"It was a great day for the Bearcats," Barwin shouted as Cole answered reporters' questions.

"Go, Bearcats," Cole responded.

So much for the Oregon East rep Kelly's team was developing.

Rapid Reaction: Philadelphia Eagles

November, 17, 2013

PHILADELPHIA -- A few thoughts on the Philadelphia Eagles24-16 victory over the Washington Redskins:

What it means: The Eagles are in first place in the NFC East and, at 6-5, above .500 for the first time since Week 1. They also put a merciful end to their franchise-record 10-game losing streak at home. The game also represented the third strong performance in a row for Nick Foles, making it very unlikely coach Chip Kelly will go back to Michael Vick when Vick fully recovers from his hamstring injury. The Eagles swept Washington, taking big leads in both games and then white-knuckling at the end. Brandon Boykin's end zone interception preserved the victory for the Eagles.
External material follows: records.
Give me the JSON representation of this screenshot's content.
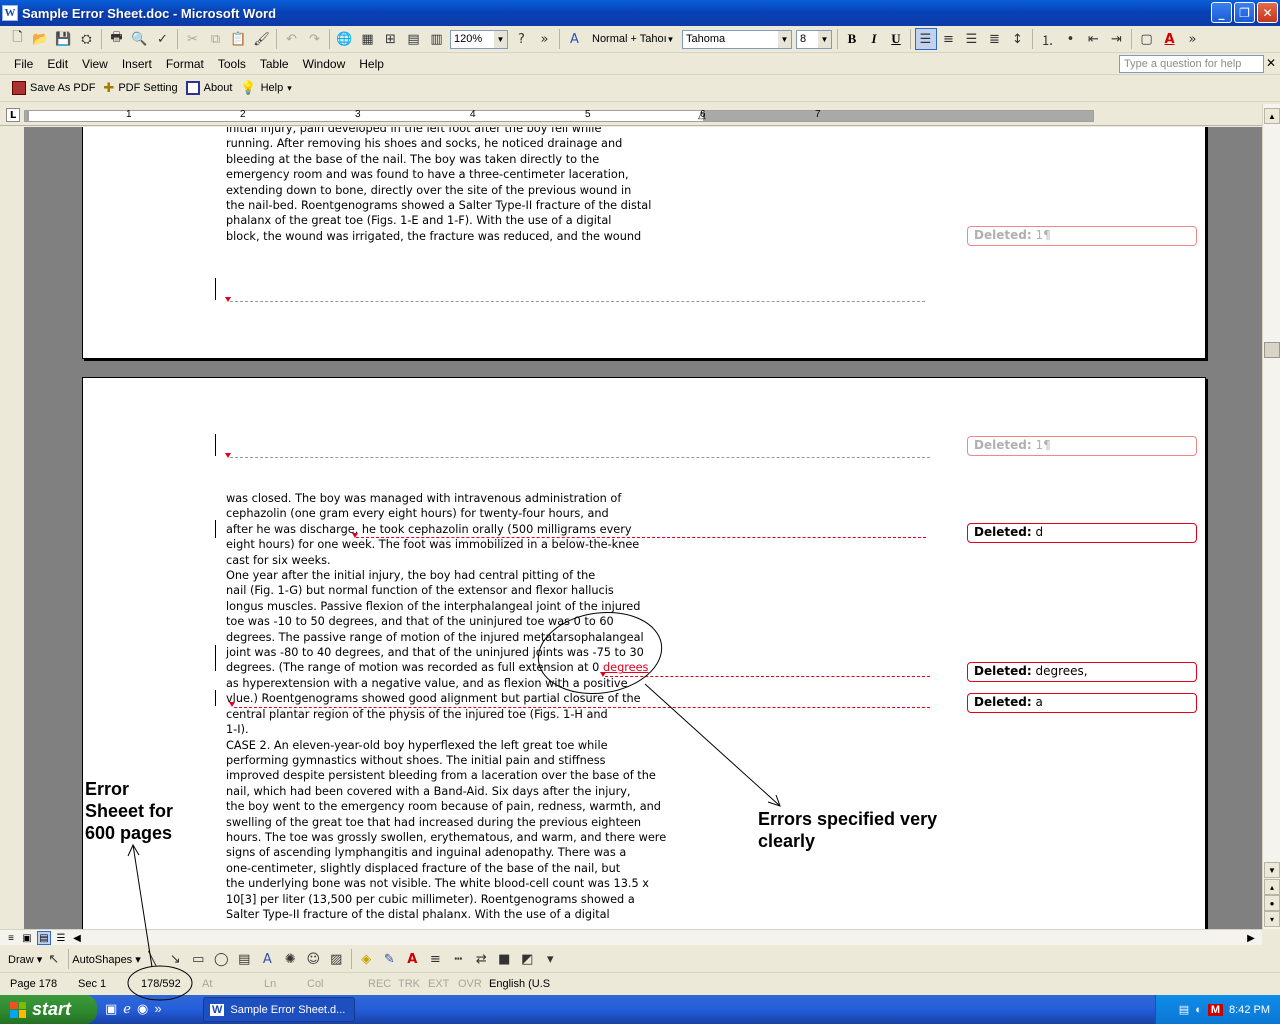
{
  "window": {
    "title": "Sample Error Sheet.doc - Microsoft Word",
    "app_icon_letter": "W",
    "minimize": "_",
    "maximize": "❐",
    "close": "✕"
  },
  "standard_toolbar": {
    "zoom": "120%",
    "style": "Normal + Tahoı",
    "font": "Tahoma",
    "size": "8",
    "bold": "B",
    "italic": "I",
    "underline": "U"
  },
  "menubar": {
    "items": [
      "File",
      "Edit",
      "View",
      "Insert",
      "Format",
      "Tools",
      "Table",
      "Window",
      "Help"
    ],
    "help_placeholder": "Type a question for help",
    "close": "✕"
  },
  "pdf_toolbar": {
    "save_as_pdf": "Save As PDF",
    "pdf_setting": "PDF Setting",
    "about": "About",
    "help": "Help"
  },
  "ruler": {
    "numbers": [
      "1",
      "2",
      "3",
      "4",
      "5",
      "6",
      "7"
    ]
  },
  "document": {
    "page1_lines": [
      "initial injury, pain developed in the left foot after the boy fell while",
      "running. After removing his shoes and socks, he noticed drainage and",
      "bleeding at the base of the nail. The boy was taken directly to the",
      "emergency room and was found to have a three-centimeter laceration,",
      "extending down to bone, directly over the site of the previous wound in",
      "the nail-bed. Roentgenograms showed a Salter Type-II fracture of the distal",
      "phalanx of the great toe (Figs. 1-E and 1-F). With the use of a digital",
      "block, the wound was irrigated, the fracture was reduced, and the wound"
    ],
    "page2_lines_a": [
      "was closed. The boy was managed with intravenous administration of",
      "cephazolin (one gram every eight hours) for twenty-four hours, and",
      "after he was discharge, he took cephazolin orally (500 milligrams every",
      "eight hours) for one week. The foot was immobilized in a below-the-knee",
      "cast for six weeks.",
      "One year after the initial injury, the boy had central pitting of the",
      "nail (Fig. 1-G) but normal function of the extensor and flexor hallucis",
      "longus muscles. Passive flexion of the interphalangeal joint of the injured",
      "toe was -10 to 50 degrees, and that of the uninjured toe was 0 to 60",
      "degrees. The passive range of motion of the injured metatarsophalangeal",
      "joint was -80 to 40 degrees, and that of the uninjured joints was -75 to 30"
    ],
    "line_degrees_prefix": "degrees. (The range of motion was recorded as full extension at 0",
    "line_degrees_inserted": "degrees",
    "page2_lines_b": [
      "as hyperextension with a negative value, and as flexion with a positive",
      "vlue.) Roentgenograms showed good alignment but partial closure of the",
      "central plantar region of the physis of the injured toe (Figs. 1-H and",
      "1-I).",
      "CASE 2. An eleven-year-old boy hyperflexed the left great toe while",
      "performing gymnastics without shoes. The initial pain and stiffness",
      "improved despite persistent bleeding from a laceration over the base of the",
      "nail, which had been covered with a Band-Aid. Six days after the injury,",
      "the boy went to the emergency room because of pain, redness, warmth, and",
      "swelling of the great toe that had increased during the previous eighteen",
      "hours. The toe was grossly swollen, erythematous, and warm, and there were",
      "signs of ascending lymphangitis and inguinal adenopathy. There was a",
      "one-centimeter, slightly displaced fracture of the base of the nail, but",
      "the underlying bone was not visible. The white blood-cell count was 13.5 x",
      "10[3] per liter (13,500 per cubic millimeter). Roentgenograms showed a",
      "Salter Type-II fracture of the distal phalanx. With the use of a digital"
    ],
    "balloons": [
      {
        "label": "Deleted:",
        "text": "1¶"
      },
      {
        "label": "Deleted:",
        "text": "1¶"
      },
      {
        "label": "Deleted:",
        "text": "d"
      },
      {
        "label": "Deleted:",
        "text": "degrees,"
      },
      {
        "label": "Deleted:",
        "text": "a"
      }
    ]
  },
  "annotations": {
    "error_sheet": [
      "Error",
      "Sheeet for",
      "600 pages"
    ],
    "errors_specified": [
      "Errors specified very",
      "clearly"
    ]
  },
  "drawing_toolbar": {
    "draw": "Draw",
    "autoshapes": "AutoShapes"
  },
  "statusbar": {
    "page": "Page  178",
    "sec": "Sec  1",
    "page_count": "178/592",
    "at": "At",
    "ln": "Ln",
    "col": "Col",
    "rec": "REC",
    "trk": "TRK",
    "ext": "EXT",
    "ovr": "OVR",
    "language": "English (U.S"
  },
  "taskbar": {
    "start": "start",
    "task": "Sample Error Sheet.d...",
    "clock": "8:42 PM"
  },
  "colors": {
    "titlebar": "#0842b8",
    "revision_red": "#e0001b",
    "start_green": "#2f8a2f"
  }
}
McCoy, for real: The Eagles got a scare late in the first half when running back LeSean McCoy clutched his right hamstring after a run. McCoy went to the locker room for the last few minutes of the second quarter. He returned after halftime, however, and surpassed the 1,000-yard rushing mark for the season. McCoy finished with 77 yards on 20 carries. He had two 1-yard rushing touchdowns.

Stock watch: Rising: Bill Davis. The Eagles' defensive coordinator had an excellent scheme and called a great game against Robert Griffin III and Alfred Morris. Since that terrible 52-20 loss in Denver, the Eagles haven't allowed an opponent to score more than 21 points. If the offense had been effective in two home losses against the Cowboys and Giants, the Eagles could easily be at 8-3 with a seven-game winning streak. Davis has the players buying into, and really starting to thrive in, his 3-4 defense. Griffin made things interesting at the end, but Davis' defense ultimately held.

What’s next: The Eagles go into their bye week with a three-game winning streak. When they come back, they have back-to-back home games against Arizona (Dec. 1) and Detroit (Dec. 8). The late bye should help a handful of players with nagging injuries to heal, including left tackle Jason Peters, cornerback Bradley Fletcher and linebacker Mychal Kendricks.